* Exercise description
Copy the result of filtering the entries below for lines that include the string "attente".

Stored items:
##########
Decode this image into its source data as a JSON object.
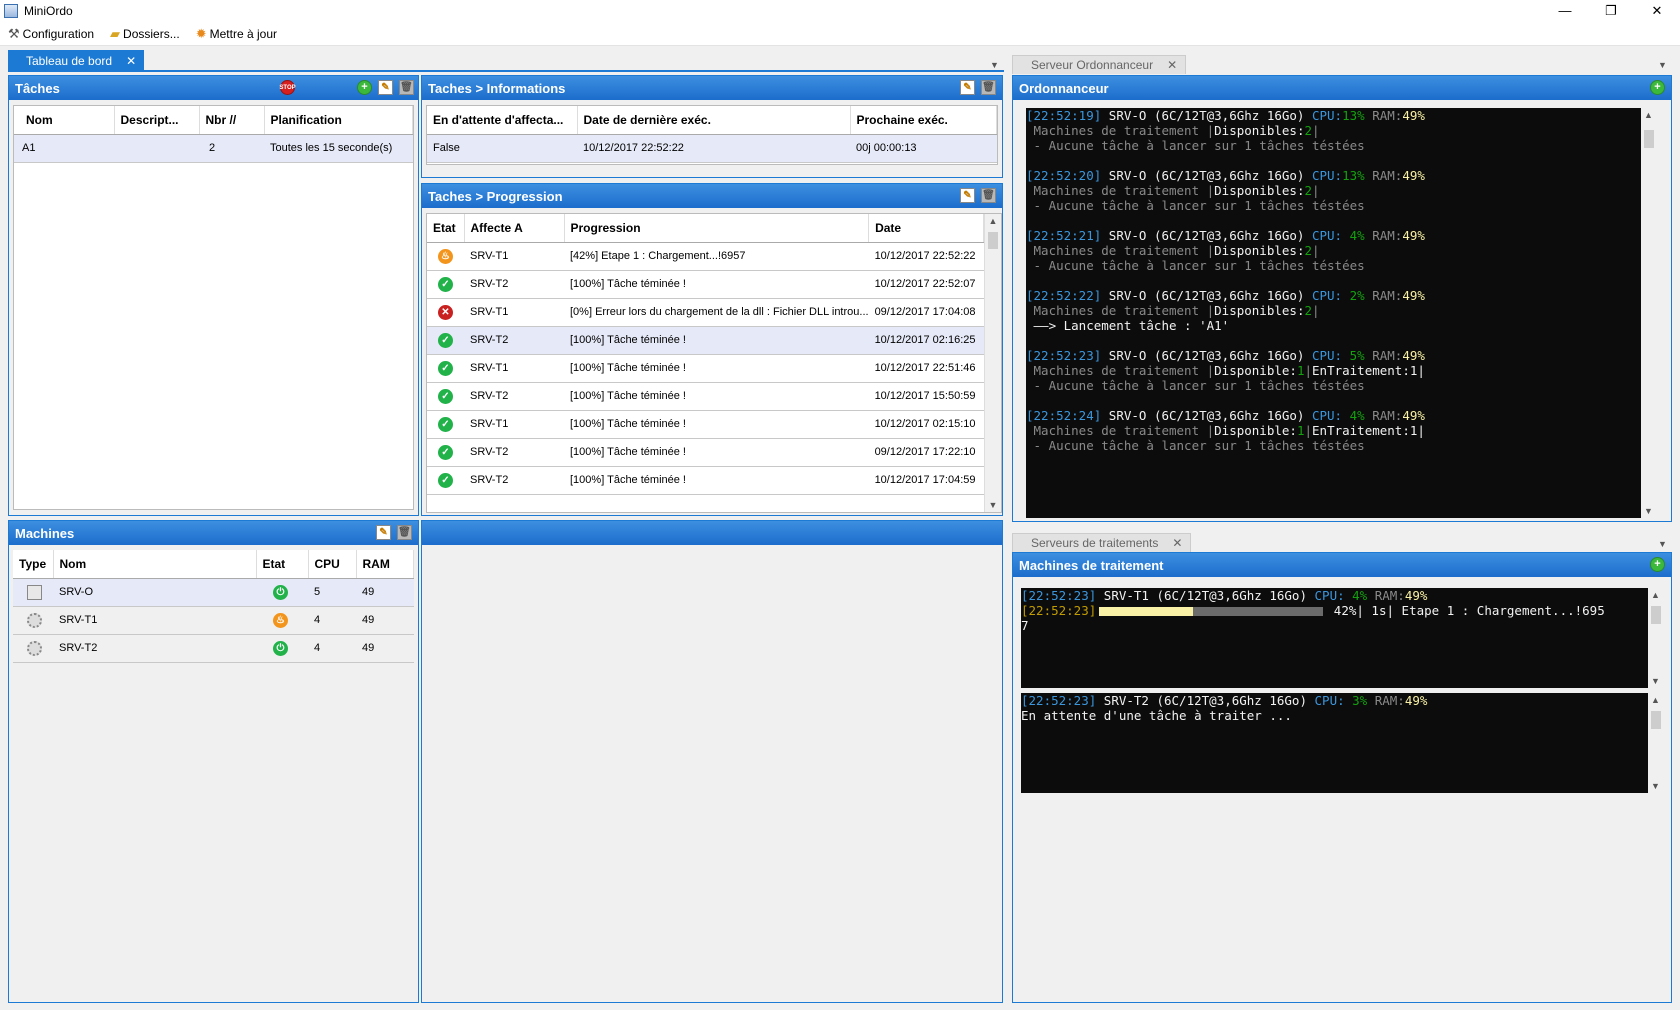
{
  "window": {
    "title": "MiniOrdo",
    "minimize": "—",
    "restore": "❐",
    "close": "✕"
  },
  "menu": [
    {
      "label": "Configuration",
      "icon": "tools-icon"
    },
    {
      "label": "Dossiers...",
      "icon": "folder-icon"
    },
    {
      "label": "Mettre à jour",
      "icon": "update-gear-icon"
    }
  ],
  "tabs": {
    "main": "Tableau de bord",
    "scheduler": "Serveur Ordonnanceur",
    "workers": "Serveurs de traitements"
  },
  "taches": {
    "title": "Tâches",
    "columns": [
      "Nom",
      "Descript...",
      "Nbr //",
      "Planification"
    ],
    "rows": [
      [
        "A1",
        "",
        "2",
        "Toutes les 15 seconde(s)"
      ]
    ]
  },
  "informations": {
    "title": "Taches > Informations",
    "columns": [
      "En d'attente d'affecta...",
      "Date de dernière exéc.",
      "Prochaine exéc."
    ],
    "rows": [
      [
        "False",
        "10/12/2017 22:52:22",
        "00j 00:00:13"
      ]
    ]
  },
  "progression": {
    "title": "Taches > Progression",
    "columns": [
      "Etat",
      "Affecte A",
      "Progression",
      "Date"
    ],
    "rows": [
      {
        "state": "running",
        "server": "SRV-T1",
        "progress": "[42%] Etape 1 : Chargement...!6957",
        "date": "10/12/2017 22:52:22"
      },
      {
        "state": "ok",
        "server": "SRV-T2",
        "progress": "[100%] Tâche téminée !",
        "date": "10/12/2017 22:52:07"
      },
      {
        "state": "error",
        "server": "SRV-T1",
        "progress": "[0%] Erreur lors du chargement de la dll : Fichier DLL introu...",
        "date": "09/12/2017 17:04:08"
      },
      {
        "state": "ok",
        "server": "SRV-T2",
        "progress": "[100%] Tâche téminée !",
        "date": "10/12/2017 02:16:25"
      },
      {
        "state": "ok",
        "server": "SRV-T1",
        "progress": "[100%] Tâche téminée !",
        "date": "10/12/2017 22:51:46"
      },
      {
        "state": "ok",
        "server": "SRV-T2",
        "progress": "[100%] Tâche téminée !",
        "date": "10/12/2017 15:50:59"
      },
      {
        "state": "ok",
        "server": "SRV-T1",
        "progress": "[100%] Tâche téminée !",
        "date": "10/12/2017 02:15:10"
      },
      {
        "state": "ok",
        "server": "SRV-T2",
        "progress": "[100%] Tâche téminée !",
        "date": "09/12/2017 17:22:10"
      },
      {
        "state": "ok",
        "server": "SRV-T2",
        "progress": "[100%] Tâche téminée !",
        "date": "10/12/2017 17:04:59"
      }
    ]
  },
  "machines": {
    "title": "Machines",
    "columns": [
      "Type",
      "Nom",
      "Etat",
      "CPU",
      "RAM"
    ],
    "rows": [
      {
        "type": "server",
        "name": "SRV-O",
        "state": "on",
        "cpu": "5",
        "ram": "49"
      },
      {
        "type": "worker",
        "name": "SRV-T1",
        "state": "busy",
        "cpu": "4",
        "ram": "49"
      },
      {
        "type": "worker",
        "name": "SRV-T2",
        "state": "on",
        "cpu": "4",
        "ram": "49"
      }
    ]
  },
  "ordonnanceur": {
    "title": "Ordonnanceur",
    "blocks": [
      {
        "ts": "[22:52:19]",
        "srv": " SRV-O (6C/12T@3,6Ghz 16Go) ",
        "cpu_label": "CPU:",
        "cpu": "13%",
        "ram_label": " RAM:",
        "ram": "49%",
        "line2a": " Machines de traitement |",
        "line2b": "Disponibles:",
        "line2c": "2",
        "line2d": "|",
        "line2e": "",
        "line3": " - Aucune tâche à lancer sur 1 tâches téstées"
      },
      {
        "ts": "[22:52:20]",
        "srv": " SRV-O (6C/12T@3,6Ghz 16Go) ",
        "cpu_label": "CPU:",
        "cpu": "13%",
        "ram_label": " RAM:",
        "ram": "49%",
        "line2a": " Machines de traitement |",
        "line2b": "Disponibles:",
        "line2c": "2",
        "line2d": "|",
        "line2e": "",
        "line3": " - Aucune tâche à lancer sur 1 tâches téstées"
      },
      {
        "ts": "[22:52:21]",
        "srv": " SRV-O (6C/12T@3,6Ghz 16Go) ",
        "cpu_label": "CPU:",
        "cpu": " 4%",
        "ram_label": " RAM:",
        "ram": "49%",
        "line2a": " Machines de traitement |",
        "line2b": "Disponibles:",
        "line2c": "2",
        "line2d": "|",
        "line2e": "",
        "line3": " - Aucune tâche à lancer sur 1 tâches téstées"
      },
      {
        "ts": "[22:52:22]",
        "srv": " SRV-O (6C/12T@3,6Ghz 16Go) ",
        "cpu_label": "CPU:",
        "cpu": " 2%",
        "ram_label": " RAM:",
        "ram": "49%",
        "line2a": " Machines de traitement |",
        "line2b": "Disponibles:",
        "line2c": "2",
        "line2d": "|",
        "line2e": "",
        "line3": " ——> Lancement tâche : 'A1'"
      },
      {
        "ts": "[22:52:23]",
        "srv": " SRV-O (6C/12T@3,6Ghz 16Go) ",
        "cpu_label": "CPU:",
        "cpu": " 5%",
        "ram_label": " RAM:",
        "ram": "49%",
        "line2a": " Machines de traitement |",
        "line2b": "Disponible:",
        "line2c": "1",
        "line2d": "|",
        "line2e": "EnTraitement:1|",
        "line3": " - Aucune tâche à lancer sur 1 tâches téstées"
      },
      {
        "ts": "[22:52:24]",
        "srv": " SRV-O (6C/12T@3,6Ghz 16Go) ",
        "cpu_label": "CPU:",
        "cpu": " 4%",
        "ram_label": " RAM:",
        "ram": "49%",
        "line2a": " Machines de traitement |",
        "line2b": "Disponible:",
        "line2c": "1",
        "line2d": "|",
        "line2e": "EnTraitement:1|",
        "line3": " - Aucune tâche à lancer sur 1 tâches téstées"
      }
    ]
  },
  "traitement": {
    "title": "Machines de traitement",
    "t1": {
      "ts": "[22:52:23]",
      "srv": " SRV-T1 (6C/12T@3,6Ghz 16Go) ",
      "cpu_label": "CPU:",
      "cpu": " 4%",
      "ram_label": " RAM:",
      "ram": "49%",
      "ts2": "[22:52:23]",
      "progress": 0.42,
      "pct": " 42%|",
      "elapsed": " 1s|",
      "step": " Etape 1 : Chargement...!695",
      "wrap": "7"
    },
    "t2": {
      "ts": "[22:52:23]",
      "srv": " SRV-T2 (6C/12T@3,6Ghz 16Go) ",
      "cpu_label": "CPU:",
      "cpu": " 3%",
      "ram_label": " RAM:",
      "ram": "49%",
      "line2": "En attente d'une tâche à traiter ..."
    }
  },
  "colors": {
    "accent": "#1c7ad4",
    "ok": "#21b24a",
    "error": "#c8211f",
    "running": "#f3951c"
  }
}
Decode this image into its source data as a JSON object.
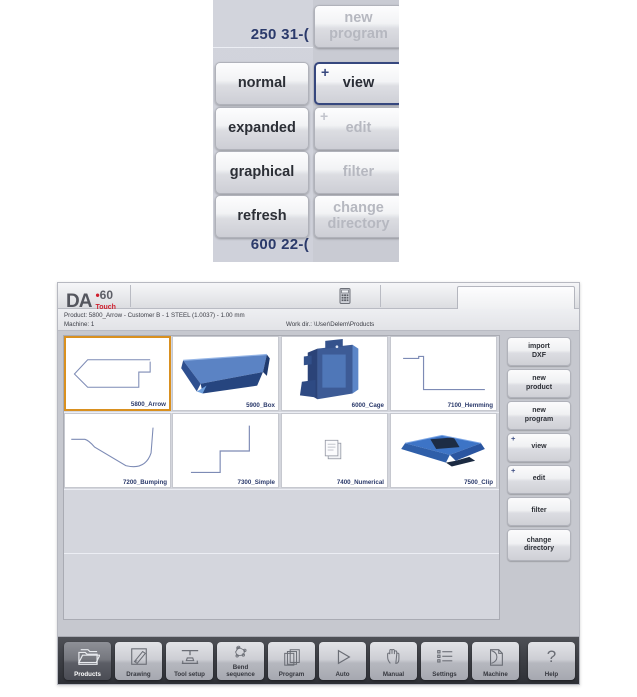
{
  "inset": {
    "list_rows": [
      {
        "text": "250 31-("
      },
      {
        "text": "600 22-("
      }
    ],
    "left_buttons": [
      {
        "label": "normal",
        "name": "normal-button"
      },
      {
        "label": "expanded",
        "name": "expanded-button"
      },
      {
        "label": "graphical",
        "name": "graphical-button"
      },
      {
        "label": "refresh",
        "name": "refresh-button"
      }
    ],
    "right_buttons": [
      {
        "label": "new\nprogram",
        "name": "new-program-button",
        "plus": false,
        "selected": false
      },
      {
        "label": "view",
        "name": "view-button",
        "plus": true,
        "selected": true
      },
      {
        "label": "edit",
        "name": "edit-button",
        "plus": true,
        "selected": false
      },
      {
        "label": "filter",
        "name": "filter-button",
        "plus": false,
        "selected": false
      },
      {
        "label": "change\ndirectory",
        "name": "change-directory-button",
        "plus": false,
        "selected": false
      }
    ],
    "accent_selected": "#36477e"
  },
  "shot": {
    "header": {
      "logo_da": "DA",
      "logo_dot": "•",
      "logo_60": "60",
      "logo_touch": "Touch",
      "calculator_icon": "calculator-icon",
      "unlock_icon": "unlock-icon"
    },
    "info": {
      "product_line": "Product: 5800_Arrow - Customer B - 1 STEEL (1.0037) - 1.00 mm",
      "machine_line": "Machine: 1",
      "workdir_line": "Work dir.: \\User\\Delem\\Products"
    },
    "products": [
      {
        "label": "5800_Arrow",
        "thumb": "arrow-profile-2d",
        "selected": true
      },
      {
        "label": "5900_Box",
        "thumb": "box-3d",
        "selected": false
      },
      {
        "label": "6000_Cage",
        "thumb": "cage-3d",
        "selected": false
      },
      {
        "label": "7100_Hemming",
        "thumb": "hemming-profile-2d",
        "selected": false
      },
      {
        "label": "7200_Bumping",
        "thumb": "bumping-profile-2d",
        "selected": false
      },
      {
        "label": "7300_Simple",
        "thumb": "simple-profile-2d",
        "selected": false
      },
      {
        "label": "7400_Numerical",
        "thumb": "numerical-doc-icon",
        "selected": false
      },
      {
        "label": "7500_Clip",
        "thumb": "clip-3d",
        "selected": false
      }
    ],
    "side_buttons": [
      {
        "label": "import\nDXF",
        "name": "import-dxf-button",
        "plus": false
      },
      {
        "label": "new\nproduct",
        "name": "new-product-button",
        "plus": false
      },
      {
        "label": "new\nprogram",
        "name": "new-program-button",
        "plus": false
      },
      {
        "label": "view",
        "name": "view-button",
        "plus": true
      },
      {
        "label": "edit",
        "name": "edit-button",
        "plus": true
      },
      {
        "label": "filter",
        "name": "filter-button",
        "plus": false
      },
      {
        "label": "change\ndirectory",
        "name": "change-directory-button",
        "plus": false
      }
    ],
    "toolbar": [
      {
        "label": "Products",
        "icon": "folder-icon",
        "active": true
      },
      {
        "label": "Drawing",
        "icon": "pencil-icon",
        "active": false
      },
      {
        "label": "Tool setup",
        "icon": "tool-press-icon",
        "active": false
      },
      {
        "label": "Bend\nsequence",
        "icon": "bend-sequence-icon",
        "active": false
      },
      {
        "label": "Program",
        "icon": "pages-icon",
        "active": false
      },
      {
        "label": "Auto",
        "icon": "play-triangle-icon",
        "active": false
      },
      {
        "label": "Manual",
        "icon": "hand-icon",
        "active": false
      },
      {
        "label": "Settings",
        "icon": "list-icon",
        "active": false
      },
      {
        "label": "Machine",
        "icon": "machine-page-icon",
        "active": false
      },
      {
        "label": "Help",
        "icon": "question-mark-icon",
        "active": false
      }
    ],
    "colors": {
      "selection_orange": "#d9901f",
      "label_blue": "#2b3a6b",
      "logo_red": "#cf1f2e",
      "toolbar_dark": "#3d3f45"
    }
  }
}
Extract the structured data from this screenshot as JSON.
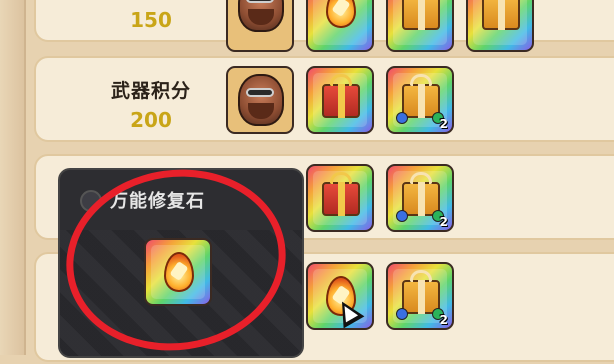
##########
* Completed exercise
      "En d'attente d'affecta...",
      "line2": "En attente d'une tâche à traiter ..."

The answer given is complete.